The most popular story on the Forbes.com website at this moment (Monday afternoon) is headlined “Obamacare Will Increase Health Spending By $7,450 For A Typical Family of Four”. Wow! That sounds bad! Until we see how this nonsense-number got calculated (under the fold)!
So I have taken the latest year-by-year projections, divided by the projected U.S. population to determine the added amount per person and multiplied the result by 4.
This is sheer deception. Its intent is to make the casual reader think that a “typical” family will spend over $7000 it can ill afford on health care because of Obama. For at least three reasons, this is absurd.
First, it turns out that the $7450, which we will see does not mean what the headline implies, represents not an annual cost as you would naïvely think, but is spread out over ten years. You have to read the article to discover that. If the government actuaries had done 100 years of forecasting, instead of just 10, Forbes would have given us the even scarier headline that it would cost $74,500.
Next, the article conflates what will be spent per capita with what each person will have to pay for health care. The impression is either that the family will have to spend $7450 itself, or that the government will add $7450 to each person’s share of the hated National Debt. The article links only to the government actuaries’ reports on expenditures. They forgot (cough!) to mention the increased revenues from Obamacare, which exceed the increased expenditures. Yes, in toto, the provisions of Obamacare, by official estimate, bring in more than they spend out, saving money, reducing the deficit. Unfortunately for the conservative argument, overall health costs have been increasing more slowly than expected.
The most sophisticated error is conflating two types of “average”—a regular component of statistical sleight-of-hand. Forbes’ chart [click for chart: not included for possible copyright reasons] contrasts the average spending of over $700 per year with Obama’s claim that a “typical” family would save $2250 per year. We have already noted that it makes no sense to compare gross spending with net savings, ignoring revenue. However, this claim also suffers from ambiguity about the precise meaning of “average” and “typical”

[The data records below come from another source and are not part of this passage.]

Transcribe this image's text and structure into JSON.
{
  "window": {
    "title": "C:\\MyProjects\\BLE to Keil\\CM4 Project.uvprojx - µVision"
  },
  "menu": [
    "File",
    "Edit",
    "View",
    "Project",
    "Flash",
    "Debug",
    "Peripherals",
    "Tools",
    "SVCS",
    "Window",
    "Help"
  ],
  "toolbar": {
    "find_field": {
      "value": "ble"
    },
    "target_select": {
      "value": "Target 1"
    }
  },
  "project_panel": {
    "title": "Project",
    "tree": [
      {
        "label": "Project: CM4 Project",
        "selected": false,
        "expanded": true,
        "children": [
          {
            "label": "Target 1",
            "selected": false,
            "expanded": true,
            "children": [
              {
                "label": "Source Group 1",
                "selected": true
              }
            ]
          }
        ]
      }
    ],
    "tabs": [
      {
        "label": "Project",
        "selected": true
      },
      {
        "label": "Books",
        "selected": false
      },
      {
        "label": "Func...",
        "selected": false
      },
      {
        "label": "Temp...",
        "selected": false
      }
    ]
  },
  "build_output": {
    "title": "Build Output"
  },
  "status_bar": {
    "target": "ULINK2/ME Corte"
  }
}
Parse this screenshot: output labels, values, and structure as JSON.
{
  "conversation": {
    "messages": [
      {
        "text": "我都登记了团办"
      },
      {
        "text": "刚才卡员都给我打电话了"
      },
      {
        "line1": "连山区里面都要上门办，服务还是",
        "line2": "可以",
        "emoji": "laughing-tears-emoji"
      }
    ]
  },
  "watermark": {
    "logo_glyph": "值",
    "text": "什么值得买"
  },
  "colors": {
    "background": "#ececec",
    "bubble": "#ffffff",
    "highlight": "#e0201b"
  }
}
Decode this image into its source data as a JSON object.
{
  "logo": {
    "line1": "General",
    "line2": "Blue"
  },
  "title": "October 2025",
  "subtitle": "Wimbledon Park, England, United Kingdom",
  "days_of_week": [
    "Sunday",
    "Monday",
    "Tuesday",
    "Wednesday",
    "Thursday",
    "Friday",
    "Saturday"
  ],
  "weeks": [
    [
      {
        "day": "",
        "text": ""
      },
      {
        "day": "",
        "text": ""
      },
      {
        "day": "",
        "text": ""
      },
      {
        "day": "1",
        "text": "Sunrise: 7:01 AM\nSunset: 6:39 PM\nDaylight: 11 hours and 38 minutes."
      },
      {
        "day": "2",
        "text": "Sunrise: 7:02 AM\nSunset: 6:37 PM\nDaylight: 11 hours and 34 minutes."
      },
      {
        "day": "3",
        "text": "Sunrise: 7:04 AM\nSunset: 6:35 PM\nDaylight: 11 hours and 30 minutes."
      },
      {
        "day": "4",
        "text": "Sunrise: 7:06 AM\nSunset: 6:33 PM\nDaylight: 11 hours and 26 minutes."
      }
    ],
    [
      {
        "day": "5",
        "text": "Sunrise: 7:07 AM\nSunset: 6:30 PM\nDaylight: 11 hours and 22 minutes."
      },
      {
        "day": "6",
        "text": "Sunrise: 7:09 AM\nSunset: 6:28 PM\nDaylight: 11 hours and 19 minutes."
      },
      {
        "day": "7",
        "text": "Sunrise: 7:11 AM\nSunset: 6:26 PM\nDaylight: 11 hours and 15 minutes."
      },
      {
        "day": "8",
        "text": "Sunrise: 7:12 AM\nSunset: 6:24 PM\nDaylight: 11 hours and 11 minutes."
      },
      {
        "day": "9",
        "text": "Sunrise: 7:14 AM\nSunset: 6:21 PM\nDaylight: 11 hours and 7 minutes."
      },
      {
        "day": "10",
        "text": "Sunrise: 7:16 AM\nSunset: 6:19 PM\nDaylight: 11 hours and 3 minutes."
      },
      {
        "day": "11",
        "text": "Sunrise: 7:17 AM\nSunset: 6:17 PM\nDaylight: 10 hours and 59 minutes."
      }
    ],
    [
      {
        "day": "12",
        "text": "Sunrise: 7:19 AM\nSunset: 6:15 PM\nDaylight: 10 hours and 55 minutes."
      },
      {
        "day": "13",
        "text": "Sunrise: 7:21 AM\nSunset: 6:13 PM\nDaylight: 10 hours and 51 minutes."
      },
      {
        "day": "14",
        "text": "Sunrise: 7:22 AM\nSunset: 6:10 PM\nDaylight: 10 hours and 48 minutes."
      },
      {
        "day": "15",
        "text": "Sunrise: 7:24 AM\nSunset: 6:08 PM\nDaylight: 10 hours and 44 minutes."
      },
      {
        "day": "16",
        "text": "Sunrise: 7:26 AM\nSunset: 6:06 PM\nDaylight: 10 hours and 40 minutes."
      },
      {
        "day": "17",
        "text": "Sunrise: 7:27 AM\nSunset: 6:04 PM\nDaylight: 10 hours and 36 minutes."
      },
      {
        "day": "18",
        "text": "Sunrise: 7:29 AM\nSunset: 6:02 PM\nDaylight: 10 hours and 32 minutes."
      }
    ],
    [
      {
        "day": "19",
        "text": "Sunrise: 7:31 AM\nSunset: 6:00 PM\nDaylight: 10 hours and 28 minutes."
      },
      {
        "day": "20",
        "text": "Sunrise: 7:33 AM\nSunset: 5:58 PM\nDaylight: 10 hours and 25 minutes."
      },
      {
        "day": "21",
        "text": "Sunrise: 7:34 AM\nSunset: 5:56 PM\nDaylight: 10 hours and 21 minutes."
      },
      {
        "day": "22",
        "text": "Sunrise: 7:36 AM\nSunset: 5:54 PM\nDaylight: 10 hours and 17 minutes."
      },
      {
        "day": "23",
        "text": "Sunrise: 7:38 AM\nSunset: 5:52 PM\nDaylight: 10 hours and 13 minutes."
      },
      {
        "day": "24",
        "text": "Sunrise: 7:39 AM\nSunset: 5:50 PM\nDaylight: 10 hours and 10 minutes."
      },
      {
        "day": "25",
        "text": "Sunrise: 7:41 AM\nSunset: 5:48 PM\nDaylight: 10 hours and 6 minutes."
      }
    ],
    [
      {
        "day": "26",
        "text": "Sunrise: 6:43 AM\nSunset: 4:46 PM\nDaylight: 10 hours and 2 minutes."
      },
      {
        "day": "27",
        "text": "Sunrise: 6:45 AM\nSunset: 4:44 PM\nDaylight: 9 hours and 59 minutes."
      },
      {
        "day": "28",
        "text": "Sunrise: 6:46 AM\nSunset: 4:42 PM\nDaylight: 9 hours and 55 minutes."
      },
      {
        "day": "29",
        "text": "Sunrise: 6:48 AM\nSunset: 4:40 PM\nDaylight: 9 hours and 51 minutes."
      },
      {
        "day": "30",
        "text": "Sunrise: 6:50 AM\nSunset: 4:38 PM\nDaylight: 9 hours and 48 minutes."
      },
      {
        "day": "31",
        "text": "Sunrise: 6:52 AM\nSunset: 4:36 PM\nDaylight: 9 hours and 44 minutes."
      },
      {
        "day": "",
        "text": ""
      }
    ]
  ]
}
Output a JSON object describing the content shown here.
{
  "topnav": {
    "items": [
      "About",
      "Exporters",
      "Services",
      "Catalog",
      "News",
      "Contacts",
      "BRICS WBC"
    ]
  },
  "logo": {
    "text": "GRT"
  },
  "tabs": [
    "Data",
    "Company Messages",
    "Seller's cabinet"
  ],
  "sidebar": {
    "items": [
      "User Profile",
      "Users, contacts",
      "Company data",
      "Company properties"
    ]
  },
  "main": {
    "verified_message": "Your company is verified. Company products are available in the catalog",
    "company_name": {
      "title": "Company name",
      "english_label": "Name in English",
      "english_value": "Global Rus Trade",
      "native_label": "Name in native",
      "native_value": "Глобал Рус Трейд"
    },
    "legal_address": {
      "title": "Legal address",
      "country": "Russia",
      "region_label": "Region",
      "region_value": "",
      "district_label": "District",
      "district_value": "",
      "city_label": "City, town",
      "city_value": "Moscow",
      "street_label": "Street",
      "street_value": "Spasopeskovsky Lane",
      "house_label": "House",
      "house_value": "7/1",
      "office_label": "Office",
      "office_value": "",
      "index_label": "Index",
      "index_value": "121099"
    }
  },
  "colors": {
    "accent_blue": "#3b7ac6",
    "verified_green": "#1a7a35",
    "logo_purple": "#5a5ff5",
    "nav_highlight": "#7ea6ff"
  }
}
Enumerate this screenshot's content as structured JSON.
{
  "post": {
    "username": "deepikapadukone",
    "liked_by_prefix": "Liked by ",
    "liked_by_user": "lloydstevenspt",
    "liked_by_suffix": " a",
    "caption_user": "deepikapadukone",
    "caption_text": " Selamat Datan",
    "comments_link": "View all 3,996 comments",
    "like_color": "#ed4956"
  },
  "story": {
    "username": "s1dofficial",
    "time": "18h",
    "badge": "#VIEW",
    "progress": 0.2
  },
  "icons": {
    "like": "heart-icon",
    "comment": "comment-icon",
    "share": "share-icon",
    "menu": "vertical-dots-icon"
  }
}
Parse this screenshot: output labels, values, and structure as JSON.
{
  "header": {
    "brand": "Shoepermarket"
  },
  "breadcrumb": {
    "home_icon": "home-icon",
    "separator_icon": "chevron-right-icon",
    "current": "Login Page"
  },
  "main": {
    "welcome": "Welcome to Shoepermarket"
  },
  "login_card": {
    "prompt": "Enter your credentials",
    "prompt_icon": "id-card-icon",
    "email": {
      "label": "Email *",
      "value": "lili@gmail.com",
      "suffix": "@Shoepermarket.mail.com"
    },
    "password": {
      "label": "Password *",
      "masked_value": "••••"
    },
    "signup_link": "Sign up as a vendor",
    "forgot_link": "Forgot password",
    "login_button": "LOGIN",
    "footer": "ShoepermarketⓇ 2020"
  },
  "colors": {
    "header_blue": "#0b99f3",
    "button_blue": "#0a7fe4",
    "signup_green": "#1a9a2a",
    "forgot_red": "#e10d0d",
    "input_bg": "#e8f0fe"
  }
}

The $7450 figure is calculated as a mean, what we colloquially call an average. By “typical”, Obama is evoking the median family. Remember, the median means half of American families have higher income, and half less. In theory—not that this would happen under our political system—the entire additional cost of Obamacare could be borne by the wealthiest 1%, leaving everybody else (including, by any reasonable definition, all the “typical” families) unaffected. In fact, the 1% are contributing a big share of the revenues, with surtaxes for persons who earn over $200,000 per year ($250,000 for joint filers). Yes, the 99% are contributing too, especially those who prefer to pay a penalty (and gamble with their health) than get insurance. But the effect on the median family simply can not be determined from the information given. More honest sources than Forbes have cast doubt on the magnitude of the savings for the median family, so I won’t defend the $2250 estimate. The difference is probably positive but not by that much; we can't tell from the information given. Even if the savings are so skewed that the Obamacare is a bad deal for typical families, you still can’t show this by comparing a mean of one thing to a median of another in Forbes' way; it’s not apples and oranges, more apples and carburetors.
Most dispiriting, this statistical travesty is not the product of an innumerate radio blowhard. It comes from a Ph.D. scholar with the Center for Health Policy & Inequalities Research at Duke University, who is also (no surprise) affiliated with the American Enterprise Institute and George Mason’s Mercatus Center. Once upon a time, the conservative movement was willing to make a serious contribution to the health care debate, viz., the structure of Obama/Romneycare. Now their loathing of the Democratic Party and nihilistic wrecking impulse leads them to say anything, even when they surely know better.
UPDATE: (Tuesday a.m.) I believe my first time on the Rec List. Thank you, and thanks to the editor who put me in the Spotlight.
Wed Sep 25, 2013 at 1:47 PM PT: The blunders in this article, including some I didn't catch (the author gets the effect of inflation on costs backwards!) are also reviewed here, here, here, and in its own comments section. Unfortunately, this piece of pretentious nonsense is bouncing around the right-wing echo chamber. Duke should be ashamed.